Dr. Yong Zhao: Test scores may indicate some aspects of quality of education of a school or teacher, but they certainly do not reflect the overall education experiences a child has in a given school or classroom. More importantly, test scores may not even measure the most important aspect of education.  

 

LittleStar: You talk about Global Competence in your book. What does global competence include and do you think international schools are best prepared students to provide it?

Dr. Yong Zhao: In a nutshell, global competence means the attitude, perspective, and ability needed to live in the globalized world. It is about understanding the interconnectedness and interdependence of human societies. It is about tolerating cultural diversities and differences. It is about being able to interact with people from different cultural backgrounds. And it is about being mindful about ourselves not only as members of local communities but also as citizens of the world. I think international schools are in a perfect position to help cultivate global competence because of their diverse student population, faculty composition, and their locations.

 

LittleStar: Do you think international schools are leading the way for the future of education as they feature learning about diverse cultures, languages and international collaboration between schools?

Dr. Yong Zhao: Not necessarily.

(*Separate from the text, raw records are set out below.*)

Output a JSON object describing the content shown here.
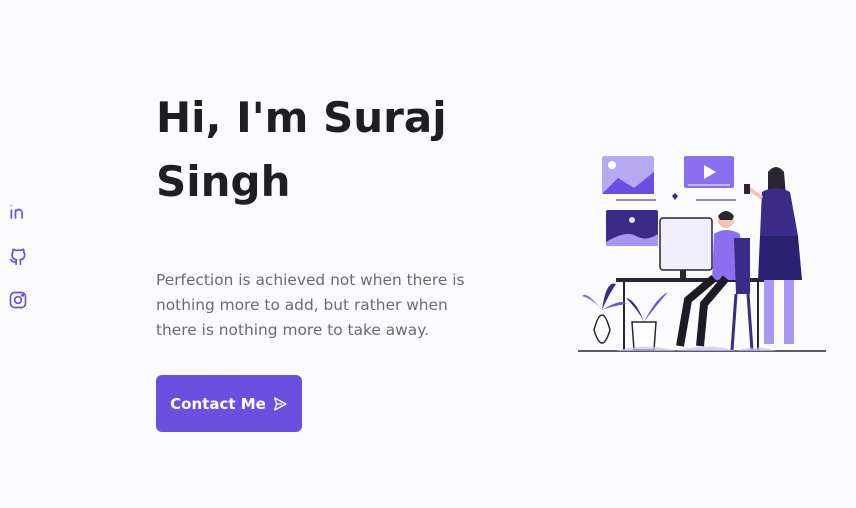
{
  "social": [
    {
      "name": "linkedin",
      "icon": "linkedin-icon"
    },
    {
      "name": "github",
      "icon": "github-icon"
    },
    {
      "name": "instagram",
      "icon": "instagram-icon"
    }
  ],
  "hero": {
    "title": "Hi, I'm Suraj Singh",
    "description": "Perfection is achieved not when there is nothing more to add, but rather when there is nothing more to take away.",
    "cta_label": "Contact Me",
    "cta_icon": "send-icon",
    "illustration": "person-at-desk-illustration"
  },
  "colors": {
    "accent": "#6a4fe0",
    "text_dark": "#1e1e24",
    "text_muted": "#6b6a73",
    "background": "#fbfbfd"
  }
}
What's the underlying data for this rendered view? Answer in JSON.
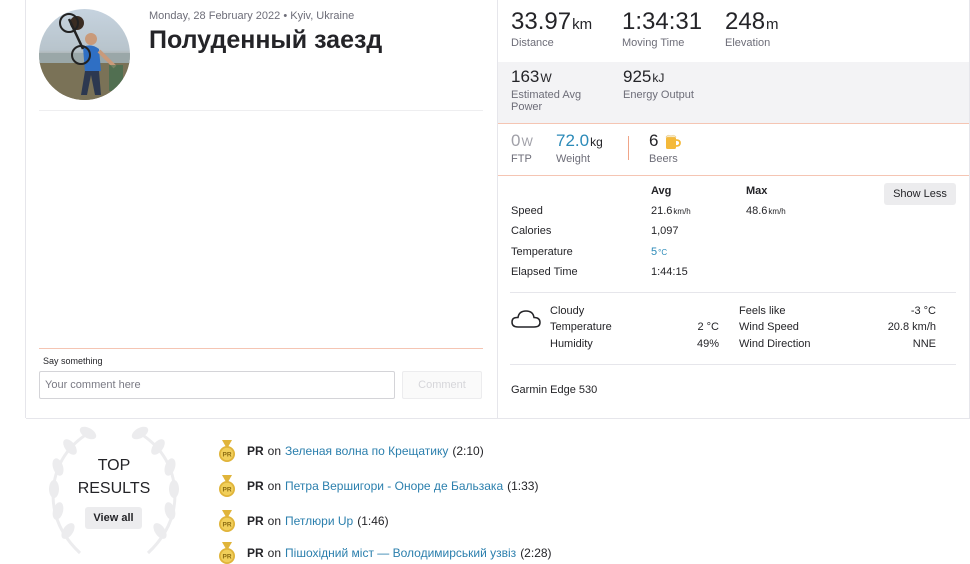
{
  "activity": {
    "meta": "Monday, 28 February 2022 • Kyiv, Ukraine",
    "title": "Полуденный заезд"
  },
  "comment": {
    "label": "Say something",
    "placeholder": "Your comment here",
    "button": "Comment"
  },
  "stats": {
    "distance": {
      "value": "33.97",
      "unit": "km",
      "label": "Distance"
    },
    "moving_time": {
      "value": "1:34:31",
      "label": "Moving Time"
    },
    "elevation": {
      "value": "248",
      "unit": "m",
      "label": "Elevation"
    },
    "power": {
      "value": "163",
      "unit": "W",
      "label_line1": "Estimated Avg",
      "label_line2": "Power"
    },
    "energy": {
      "value": "925",
      "unit": "kJ",
      "label": "Energy Output"
    },
    "ftp": {
      "value": "0",
      "unit": "W",
      "label": "FTP"
    },
    "weight": {
      "value": "72.0",
      "unit": "kg",
      "label": "Weight"
    },
    "beers": {
      "value": "6",
      "label": "Beers",
      "icon": "beer-mug-icon"
    }
  },
  "details": {
    "show_less": "Show Less",
    "col_avg": "Avg",
    "col_max": "Max",
    "rows": [
      {
        "label": "Speed",
        "avg": "21.6",
        "avg_unit": "km/h",
        "max": "48.6",
        "max_unit": "km/h"
      },
      {
        "label": "Calories",
        "avg": "1,097",
        "avg_unit": "",
        "max": "",
        "max_unit": ""
      },
      {
        "label": "Temperature",
        "avg": "5",
        "avg_unit": "°C",
        "max": "",
        "max_unit": ""
      },
      {
        "label": "Elapsed Time",
        "avg": "1:44:15",
        "avg_unit": "",
        "max": "",
        "max_unit": ""
      }
    ]
  },
  "weather": {
    "icon": "cloud-icon",
    "condition": "Cloudy",
    "temperature_label": "Temperature",
    "temperature": "2 °C",
    "humidity_label": "Humidity",
    "humidity": "49%",
    "feels_like_label": "Feels like",
    "feels_like": "-3 °C",
    "wind_speed_label": "Wind Speed",
    "wind_speed": "20.8 km/h",
    "wind_dir_label": "Wind Direction",
    "wind_dir": "NNE"
  },
  "device": "Garmin Edge 530",
  "top_results": {
    "heading_line1": "TOP",
    "heading_line2": "RESULTS",
    "view_all": "View all",
    "items": [
      {
        "badge": "PR",
        "on": "on",
        "segment": "Зеленая волна по Крещатику",
        "time": "(2:10)"
      },
      {
        "badge": "PR",
        "on": "on",
        "segment": "Петра Вершигори - Оноре де Бальзака",
        "time": "(1:33)"
      },
      {
        "badge": "PR",
        "on": "on",
        "segment": "Петлюри Up",
        "time": "(1:46)"
      },
      {
        "badge": "PR",
        "on": "on",
        "segment": "Пішохідний міст — Володимирський узвіз",
        "time": "(2:28)"
      }
    ]
  },
  "colors": {
    "accent_orange": "#fc5200",
    "link_blue": "#2b7fad",
    "medal_gold": "#e0b43a"
  }
}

Many international schools have yet to take advantage of their unique advantages. They do not necessarily actively explore the cultural diversity in their schools and do not interact enough with the local culture and people.

 

LittleStar: One word you emphasized in your speech is PASSION. Why do you think most students are losing their passion? What should a school do about it?

Dr. Yong Zhao: Passion is lost when children are forced to do what others want them to do, so learning becomes a job. Passion is also lost when children see no connection between their interests and what they are asked to do in school. To help retain passion and curiosity, schools should create opportunities for children to express themselves, to support the pursuit of their interests, and to respect their autonomy. 

 

LittleStar: Can you comment on the recent LINSANITY? Jeremy Lin, an American Taiwanese and a Harvard student, became a rising NBA star in New York Knicks overnight. Is that a good example of being passionate or is that the result of education success? What can a school do to ensure different talents are nurtured?

Dr. Yong Zhao: I think it is a pretty good example. In essence, it shows that schools and families should respect children’s interests and at least tolerate different talents, if not actively promote them. 

 

LittleStar: If Steven Jobs was born and educated in China, he might not be so successful. Do you think it is mainly because of the education system of China or Asian culture? Does that mean expat families should be more careful when thinking about sending their children to a local Chinese school?

Dr. Yong Zhao: Yes, because the Asian culture values harmony and conformity. Jobs others like him are about innovation, creativity, deviation, disruption, and challenging the status quo.

 

LittleStar: You concluded by saying that good parenting is to support children and not to interfere with their dreams. Can you give some concrete ideas on what parents should do?

Dr. Yong Zhao: Well, I think a parent should at first recognize that they cannot program their children to success, but they can support and guide them. So the most important thing for them to do is to create opportunities and provide resources for children to try out their dreams, which by the way, can change over time. Another thing for parents to do is to recognize their children as individuals and respect them as such. They are not blank slates waiting to be inscribed or slaves waiting to be commanded to do anything. So give them space and acknowledge their rights.

 

For those interested in finding more about Dr. Yong Zhao and his book, please visit: www.zhaolearning.com

Share and Enjoy:
  • Digg
  • Sphinn
  • del.icio.us
  • Facebook
  • Mixx
  • Google Bookmarks
  • E-mail this story to a friend!
  • LinkedIn
  • Live
  • MSN Reporter
  • MySpace
  • RSS
  • Twitter
  • Yahoo! Bookmarks
  • Yahoo! Buzz

admin Q & A

Related Articles

  1. No comments yet.
  1. No trackbacks yet.